Well, that's a neat hypothesis. Good explanatory power, even almost falsifiable....hm. It could of course be coincidence or explainable some other way. Thankfully, I have another 96 stories from Bradbury to read, enjoy, and study.

Comments

Other things that might interest you...

This moment: A tattoo.

So I read Mrs. Dalloway in high school, and it was perhaps the most beautiful thing I'd ever read. One passage in particular, very early in the book, hit me hard with my first experience of the sublime, and stayed with me—and led at last to my first tattoo.
In people’s eyes, in the swing, tramp, and trudge; in the bellow and the uproar; the carriages, motor cars, omnibuses, vans, sandwich men shuffling and swinging; brass bands; barrel organs; in the triumph and the jingle and the strange high singing of some aeroplane overhead was what she loved; life; London; this moment of June.  (Emphasis added; full paragraph included below. From the full text of the novel as made available by the University of Adelaide.)

The paragraph this is from, the 4th paragraph of the novel, is the 1st passage with the stream of consciousness the book is famous for; although self-limited here, the flow is no less gorgeous. In the passage, Clarissa is walking on a street to get those famous flowers herse…

Losing Doolittle.

I recently got to spend a few days at the lake house my family used to visit through most of my childhood; we no longer own it, and it turns out I missed it more deeply than I realized.

Anthony and I both got the week before NYC Pride off this year, so I contrived to get us a little time there. The cousins who own Greenshore gave Anthony and me permission to relax there for several days rather than just the 1 or 2 I had expected. Good god, I'm grateful for that.

I missed this place. Standing on the balcony, the porch, or the dock and looking out over the lake, I was reminded of the beauty and tranquility this lake represents for me. The meaning and memories, too.

This was always a place of solace and stability for me. We moved around a lot when I was a kid, but we always came back to this place. It had been in our family for generations before I was even born—if we'd been able to keep it, it would have been a solid 4 generations including mine. This was where I figured out I w…

Gardenzia carnivorus.

I recently got back into horticulture after a bad moment of burnout, and wouldn't ya know it, I'm back at it with carnivorous plants! Despite tweeting about it endlessly, I haven't actually explained how or why this started.
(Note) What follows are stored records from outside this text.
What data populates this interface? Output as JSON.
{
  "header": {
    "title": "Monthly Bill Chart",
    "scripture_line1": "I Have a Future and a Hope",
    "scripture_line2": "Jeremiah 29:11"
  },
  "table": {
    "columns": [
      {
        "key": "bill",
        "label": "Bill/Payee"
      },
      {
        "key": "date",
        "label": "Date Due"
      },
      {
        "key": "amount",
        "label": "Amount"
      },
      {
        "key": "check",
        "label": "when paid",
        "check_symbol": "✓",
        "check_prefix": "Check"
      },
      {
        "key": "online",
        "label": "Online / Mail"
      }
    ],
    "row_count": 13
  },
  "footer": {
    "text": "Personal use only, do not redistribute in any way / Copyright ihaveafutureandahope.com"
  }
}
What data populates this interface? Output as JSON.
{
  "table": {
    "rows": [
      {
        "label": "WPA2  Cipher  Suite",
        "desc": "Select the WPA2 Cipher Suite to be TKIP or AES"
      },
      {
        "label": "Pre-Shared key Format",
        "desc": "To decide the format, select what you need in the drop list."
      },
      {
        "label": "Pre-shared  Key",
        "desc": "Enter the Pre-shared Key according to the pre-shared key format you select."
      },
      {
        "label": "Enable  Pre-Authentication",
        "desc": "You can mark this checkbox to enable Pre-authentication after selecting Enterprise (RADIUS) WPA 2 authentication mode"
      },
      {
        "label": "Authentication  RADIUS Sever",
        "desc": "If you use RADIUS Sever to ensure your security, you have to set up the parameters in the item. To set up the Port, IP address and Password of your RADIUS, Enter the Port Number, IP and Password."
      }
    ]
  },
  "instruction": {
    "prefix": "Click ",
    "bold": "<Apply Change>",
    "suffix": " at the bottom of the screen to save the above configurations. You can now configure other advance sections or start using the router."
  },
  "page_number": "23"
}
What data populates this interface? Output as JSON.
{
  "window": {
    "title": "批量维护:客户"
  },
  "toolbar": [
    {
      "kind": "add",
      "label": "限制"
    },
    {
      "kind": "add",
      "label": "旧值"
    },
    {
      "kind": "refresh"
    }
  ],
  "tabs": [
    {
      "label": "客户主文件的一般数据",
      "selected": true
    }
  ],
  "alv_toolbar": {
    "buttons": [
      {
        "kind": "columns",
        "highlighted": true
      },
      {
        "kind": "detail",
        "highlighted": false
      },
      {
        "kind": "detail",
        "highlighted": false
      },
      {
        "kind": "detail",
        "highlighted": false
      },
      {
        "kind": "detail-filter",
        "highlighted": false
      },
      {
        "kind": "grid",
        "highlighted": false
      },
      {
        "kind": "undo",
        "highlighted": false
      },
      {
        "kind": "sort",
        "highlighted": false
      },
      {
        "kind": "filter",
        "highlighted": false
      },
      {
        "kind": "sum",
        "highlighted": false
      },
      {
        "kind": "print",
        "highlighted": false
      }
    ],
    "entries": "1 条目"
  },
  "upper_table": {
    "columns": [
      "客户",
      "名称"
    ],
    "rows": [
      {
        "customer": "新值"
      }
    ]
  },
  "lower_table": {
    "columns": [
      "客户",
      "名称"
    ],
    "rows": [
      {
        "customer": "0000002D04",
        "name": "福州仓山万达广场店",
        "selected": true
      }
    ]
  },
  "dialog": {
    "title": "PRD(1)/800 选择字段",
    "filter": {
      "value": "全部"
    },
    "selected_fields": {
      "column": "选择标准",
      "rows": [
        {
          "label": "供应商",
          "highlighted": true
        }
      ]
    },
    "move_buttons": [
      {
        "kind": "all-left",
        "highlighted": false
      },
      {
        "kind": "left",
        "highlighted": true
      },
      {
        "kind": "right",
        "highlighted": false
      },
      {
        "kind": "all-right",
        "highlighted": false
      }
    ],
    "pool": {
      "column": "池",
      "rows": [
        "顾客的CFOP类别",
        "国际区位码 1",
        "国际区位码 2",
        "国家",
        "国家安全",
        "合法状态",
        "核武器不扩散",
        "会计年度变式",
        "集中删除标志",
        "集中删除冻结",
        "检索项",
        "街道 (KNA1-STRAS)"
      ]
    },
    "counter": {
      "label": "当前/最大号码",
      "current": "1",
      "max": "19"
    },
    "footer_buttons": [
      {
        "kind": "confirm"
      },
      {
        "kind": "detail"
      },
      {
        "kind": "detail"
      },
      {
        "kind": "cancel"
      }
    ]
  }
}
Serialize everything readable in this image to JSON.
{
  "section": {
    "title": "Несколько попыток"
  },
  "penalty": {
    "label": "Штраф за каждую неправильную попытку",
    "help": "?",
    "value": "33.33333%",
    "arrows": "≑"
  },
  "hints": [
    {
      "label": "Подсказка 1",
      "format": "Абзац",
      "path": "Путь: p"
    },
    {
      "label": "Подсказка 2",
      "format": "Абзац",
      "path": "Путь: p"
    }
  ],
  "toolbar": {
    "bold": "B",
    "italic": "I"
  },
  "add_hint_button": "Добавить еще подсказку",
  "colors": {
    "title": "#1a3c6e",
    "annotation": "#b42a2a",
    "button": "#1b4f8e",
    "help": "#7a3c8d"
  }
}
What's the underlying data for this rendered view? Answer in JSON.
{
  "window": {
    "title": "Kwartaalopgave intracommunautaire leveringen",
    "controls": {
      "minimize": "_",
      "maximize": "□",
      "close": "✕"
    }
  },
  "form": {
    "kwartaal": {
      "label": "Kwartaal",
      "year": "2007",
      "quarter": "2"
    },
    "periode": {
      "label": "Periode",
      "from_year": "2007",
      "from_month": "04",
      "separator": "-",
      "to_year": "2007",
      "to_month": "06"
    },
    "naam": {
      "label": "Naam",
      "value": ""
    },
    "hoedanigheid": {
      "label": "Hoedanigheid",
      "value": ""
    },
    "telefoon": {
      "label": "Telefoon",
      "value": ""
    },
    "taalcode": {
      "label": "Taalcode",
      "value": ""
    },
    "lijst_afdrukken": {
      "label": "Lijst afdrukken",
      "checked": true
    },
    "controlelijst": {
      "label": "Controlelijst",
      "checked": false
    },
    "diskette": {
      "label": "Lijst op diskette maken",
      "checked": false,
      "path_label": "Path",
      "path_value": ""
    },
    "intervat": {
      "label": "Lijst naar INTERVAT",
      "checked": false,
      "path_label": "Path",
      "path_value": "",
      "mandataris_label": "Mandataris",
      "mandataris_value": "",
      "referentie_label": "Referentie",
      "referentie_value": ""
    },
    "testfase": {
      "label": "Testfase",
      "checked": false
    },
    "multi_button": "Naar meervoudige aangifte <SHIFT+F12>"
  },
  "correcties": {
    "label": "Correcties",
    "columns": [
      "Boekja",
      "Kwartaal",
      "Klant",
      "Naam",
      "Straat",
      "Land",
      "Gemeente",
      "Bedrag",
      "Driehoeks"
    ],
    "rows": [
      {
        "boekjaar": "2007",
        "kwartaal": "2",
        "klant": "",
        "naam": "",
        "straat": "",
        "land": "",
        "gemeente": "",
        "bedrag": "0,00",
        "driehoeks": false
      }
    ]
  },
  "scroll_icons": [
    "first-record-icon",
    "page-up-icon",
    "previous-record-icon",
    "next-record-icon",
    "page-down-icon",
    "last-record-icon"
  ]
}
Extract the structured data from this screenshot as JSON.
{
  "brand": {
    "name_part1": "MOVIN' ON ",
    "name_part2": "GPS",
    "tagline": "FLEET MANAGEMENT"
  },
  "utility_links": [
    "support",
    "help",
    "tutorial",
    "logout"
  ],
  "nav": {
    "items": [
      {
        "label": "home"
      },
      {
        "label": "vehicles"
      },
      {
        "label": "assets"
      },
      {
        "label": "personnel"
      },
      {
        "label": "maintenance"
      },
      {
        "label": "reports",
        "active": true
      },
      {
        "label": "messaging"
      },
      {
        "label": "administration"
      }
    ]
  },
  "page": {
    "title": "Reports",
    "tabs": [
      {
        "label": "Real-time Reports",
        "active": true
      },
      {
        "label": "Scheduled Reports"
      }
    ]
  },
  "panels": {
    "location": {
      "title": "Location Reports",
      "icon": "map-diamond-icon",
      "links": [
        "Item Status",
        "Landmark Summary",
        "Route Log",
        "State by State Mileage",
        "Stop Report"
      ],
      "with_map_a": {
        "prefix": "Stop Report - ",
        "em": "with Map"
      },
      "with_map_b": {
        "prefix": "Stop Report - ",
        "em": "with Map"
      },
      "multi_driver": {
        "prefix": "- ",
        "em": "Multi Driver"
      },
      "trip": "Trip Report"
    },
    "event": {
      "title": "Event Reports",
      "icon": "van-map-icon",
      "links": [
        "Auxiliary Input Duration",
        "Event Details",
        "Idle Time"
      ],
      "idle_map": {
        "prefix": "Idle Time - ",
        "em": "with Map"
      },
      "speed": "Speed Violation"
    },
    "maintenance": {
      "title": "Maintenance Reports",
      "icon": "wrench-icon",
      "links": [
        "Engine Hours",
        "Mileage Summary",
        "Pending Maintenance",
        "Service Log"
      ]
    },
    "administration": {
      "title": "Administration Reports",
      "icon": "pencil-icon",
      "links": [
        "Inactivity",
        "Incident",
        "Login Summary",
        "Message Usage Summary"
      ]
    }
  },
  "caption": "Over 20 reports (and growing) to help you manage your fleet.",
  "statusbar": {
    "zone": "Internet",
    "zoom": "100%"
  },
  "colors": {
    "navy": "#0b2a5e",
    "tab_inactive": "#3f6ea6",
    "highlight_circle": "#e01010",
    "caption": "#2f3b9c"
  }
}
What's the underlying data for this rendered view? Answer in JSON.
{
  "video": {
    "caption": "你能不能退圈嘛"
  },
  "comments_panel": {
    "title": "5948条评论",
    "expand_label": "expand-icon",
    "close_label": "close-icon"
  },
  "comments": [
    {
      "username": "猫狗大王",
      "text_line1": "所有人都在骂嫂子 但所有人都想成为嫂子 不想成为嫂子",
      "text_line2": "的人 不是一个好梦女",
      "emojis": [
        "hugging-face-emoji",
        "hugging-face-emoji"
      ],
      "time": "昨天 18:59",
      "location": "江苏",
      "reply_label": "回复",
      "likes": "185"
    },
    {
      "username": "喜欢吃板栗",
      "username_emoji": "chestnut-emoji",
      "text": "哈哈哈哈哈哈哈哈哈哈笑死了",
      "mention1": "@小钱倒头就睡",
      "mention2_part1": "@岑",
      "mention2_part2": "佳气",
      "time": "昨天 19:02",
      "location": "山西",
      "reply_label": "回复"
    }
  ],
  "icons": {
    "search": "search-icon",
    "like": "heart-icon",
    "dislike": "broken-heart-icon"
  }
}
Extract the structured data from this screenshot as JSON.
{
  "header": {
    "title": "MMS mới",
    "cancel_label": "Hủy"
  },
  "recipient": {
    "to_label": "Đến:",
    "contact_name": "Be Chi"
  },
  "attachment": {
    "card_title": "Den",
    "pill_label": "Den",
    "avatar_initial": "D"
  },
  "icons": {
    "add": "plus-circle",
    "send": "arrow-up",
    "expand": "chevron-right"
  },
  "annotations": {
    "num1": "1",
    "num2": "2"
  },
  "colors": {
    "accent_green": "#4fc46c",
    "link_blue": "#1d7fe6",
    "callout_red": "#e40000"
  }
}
Back in middle school, I helped my science teacher set up a carnivorous plant display. Nothing elaborate, mind you; a terrarium with a bunch of sphagnum moss and some pitcher plants, a sundew or two, maybe a Venus flytrap? Didn't leave much of an impression, except maybe that they died and that sucked. shrug.
A couple years later, I was in a bog near my grandmother's lake house, when things changed forever. I was in the back end of the canoe, and as my dad pulled the front end out of the water, I glanced to my right and spied, on a stump with some moss, sundews (Drosera rotundifolia, to be precise).
Of course I recognized therm instantly—they're hard to mistake, with those the sparkling tentacles and all. I gathered 3 or so of them (I know